We also took away from the conference a wealth of resources to further research: great ideas for our community and school leadership committee, service ideas for the next generation to work together, professional development opportunities for our youth as well as other family members, and other organizations doing great work with youth philanthropy to explore. Networking with the other family foundations/youth organizations was valuable to each of us also.
Our youth learned how to stay connected to the non-profits or causes they support, and that many community foundations have youth philanthropy programs. They also learned they would like more hands-on service opportunities with their cousins, and that legal and financial information is very complex yet interesting.

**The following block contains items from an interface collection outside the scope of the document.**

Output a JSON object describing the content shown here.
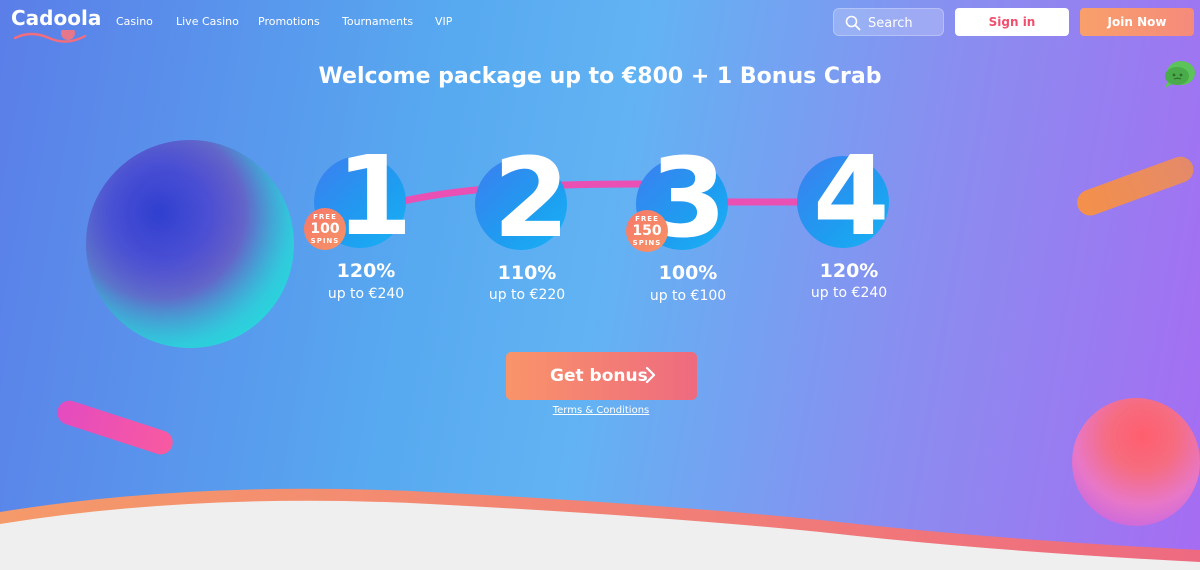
{
  "header": {
    "logo": "Cadoola",
    "nav": [
      "Casino",
      "Live Casino",
      "Promotions",
      "Tournaments",
      "VIP"
    ],
    "search_placeholder": "Search",
    "signin_label": "Sign in",
    "join_label": "Join Now"
  },
  "hero": {
    "headline": "Welcome package up to €800 + 1 Bonus Crab",
    "steps": [
      {
        "digit": "1",
        "percent": "120%",
        "amount": "up to €240",
        "badge": {
          "top": "FREE",
          "num": "100",
          "bottom": "SPINS"
        }
      },
      {
        "digit": "2",
        "percent": "110%",
        "amount": "up to €220"
      },
      {
        "digit": "3",
        "percent": "100%",
        "amount": "up to €100",
        "badge": {
          "top": "FREE",
          "num": "150",
          "bottom": "SPINS"
        }
      },
      {
        "digit": "4",
        "percent": "120%",
        "amount": "up to €240"
      }
    ],
    "cta_label": "Get bonus",
    "terms_label": "Terms & Conditions"
  },
  "icons": {
    "search": "search-icon",
    "chat": "chat-icon",
    "chevron": "chevron-right-icon"
  },
  "colors": {
    "accent_pink": "#f0506e",
    "accent_orange": "#f9946a",
    "bg_blue": "#57a9f0",
    "bg_purple": "#a66cf2"
  }
}
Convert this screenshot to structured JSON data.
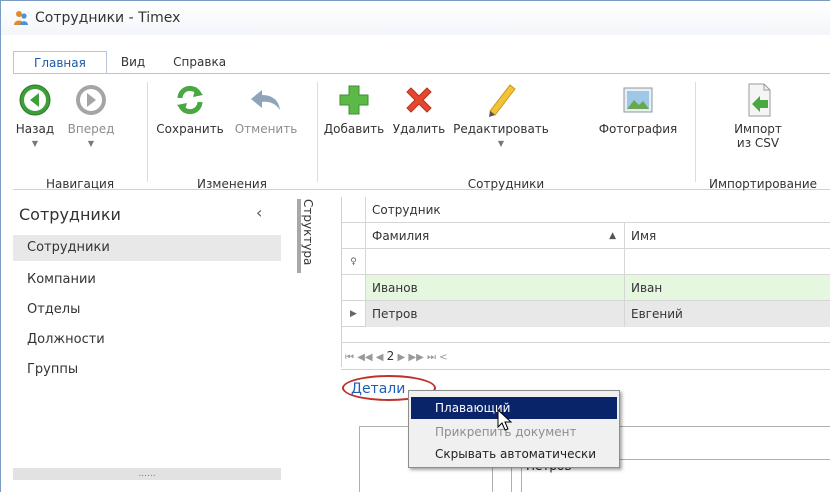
{
  "window": {
    "title": "Сотрудники - Timex"
  },
  "ribbon": {
    "tabs": [
      "Главная",
      "Вид",
      "Справка"
    ],
    "buttons": {
      "back": "Назад",
      "forward": "Вперед",
      "save": "Сохранить",
      "cancel": "Отменить",
      "add": "Добавить",
      "delete": "Удалить",
      "edit": "Редактировать",
      "photo": "Фотография",
      "import_line1": "Импорт",
      "import_line2": "из CSV"
    },
    "groups": {
      "navigation": "Навигация",
      "changes": "Изменения",
      "employees": "Сотрудники",
      "importing": "Импортирование"
    }
  },
  "sidebar": {
    "title": "Сотрудники",
    "items": [
      "Сотрудники",
      "Компании",
      "Отделы",
      "Должности",
      "Группы"
    ],
    "grip": "......"
  },
  "structure_tab": "Структура",
  "grid": {
    "band": "Сотрудник",
    "columns": [
      "Фамилия",
      "Имя"
    ],
    "rows": [
      {
        "last": "Иванов",
        "first": "Иван"
      },
      {
        "last": "Петров",
        "first": "Евгений"
      }
    ],
    "pager": {
      "first": "⏮",
      "prev_page": "◀◀",
      "prev": "◀",
      "current": "2",
      "next": "▶",
      "next_page": "▶▶",
      "last": "⏭",
      "more": "<"
    }
  },
  "details": {
    "title": "Детали",
    "field_value": "Петров"
  },
  "context_menu": {
    "items": [
      "Плавающий",
      "Прикрепить документ",
      "Скрывать автоматически"
    ]
  },
  "colors": {
    "accent": "#1b59a8",
    "highlight": "#0a246a",
    "annotation": "#c0302c"
  }
}
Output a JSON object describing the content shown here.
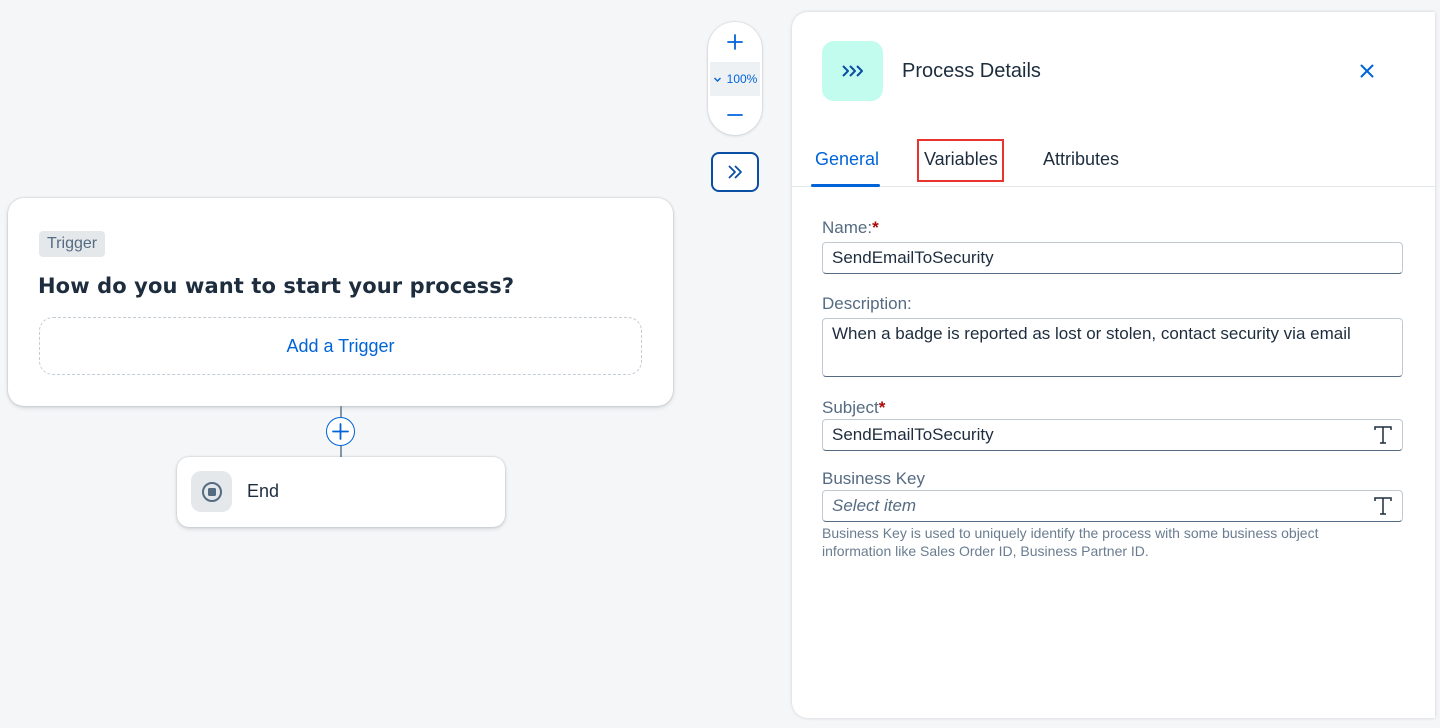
{
  "canvas": {
    "trigger": {
      "tag": "Trigger",
      "question": "How do you want to start your process?",
      "add_label": "Add a Trigger"
    },
    "end": {
      "label": "End",
      "icon": "stop-circle-icon"
    }
  },
  "zoom": {
    "level": "100%",
    "plus_icon": "plus-icon",
    "minus_icon": "minus-icon"
  },
  "panel": {
    "title": "Process Details",
    "icon": "process-chevrons-icon",
    "tabs": [
      {
        "label": "General",
        "active": true
      },
      {
        "label": "Variables",
        "highlighted": true
      },
      {
        "label": "Attributes"
      }
    ],
    "fields": {
      "name": {
        "label": "Name:",
        "required_mark": "*",
        "value": "SendEmailToSecurity"
      },
      "description": {
        "label": "Description:",
        "value": "When a badge is reported as lost or stolen, contact security via email"
      },
      "subject": {
        "label": "Subject",
        "required_mark": "*",
        "value": "SendEmailToSecurity"
      },
      "business_key": {
        "label": "Business Key",
        "placeholder": "Select item",
        "help": "Business Key is used to uniquely identify the process with some business object information like Sales Order ID, Business Partner ID."
      }
    }
  },
  "colors": {
    "accent": "#0064d9",
    "highlight_border": "#e8332f",
    "panel_icon_bg": "#c2fcee",
    "required": "#aa0808"
  }
}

Our youth also incorporated two new YPC ideas to our July NG summer meeting. They produced a short video while still at the Disney Californian Hotel summarizing their experiences at the conference and showed it to the family. They also led their fellow cousins in a “birthday bag” service project which was one of the many new projects they were introduced to at YPC. Afterwards, each family had a birthday bag to take back to a food pantry in their own community for a lucky child’s next birthday.
Why do you think next generation boards are a useful tool for multi-generational family foundations?
The Tracy Family Foundation appointed five members of the next generation to our first Next Generation Advisory Board (NGAB) in January, 2013. The board meets four times per year via conference call and at least one time per year in person. The purpose of the board is to develop their philanthropic spirit, develop board leadership, prepare for TFF board service, and support the work of the formal board.
Although this generation has the opportunity to serve on three next generation TFF board seats, these seats are short-term and many of the younger family members have an appetite to do more work for the foundation after their terms end. Our numbers alone (52 in the third generation and now six in the fourth generation) encouraged the TFF board to find other avenues to build future leadership capacity.
In addition to participating in our next generation grant/volunteer and matching grant programs, the NGAB board provides another voice for the next generations, they review formal grants (under $5,000), and organize the next generation annual summer meeting.
The addition of a next generation board to any family foundation gives the multi-generations an opportunity to learn from each other, to recognize the value of different perspectives, and to use the capacity in others to grow their foundation’s work. This board will educate and develop their youth for future leadership and help the next generation recognize all that they have to offer in the world of philanthropy — not only in their family’s work but in their own communities as well.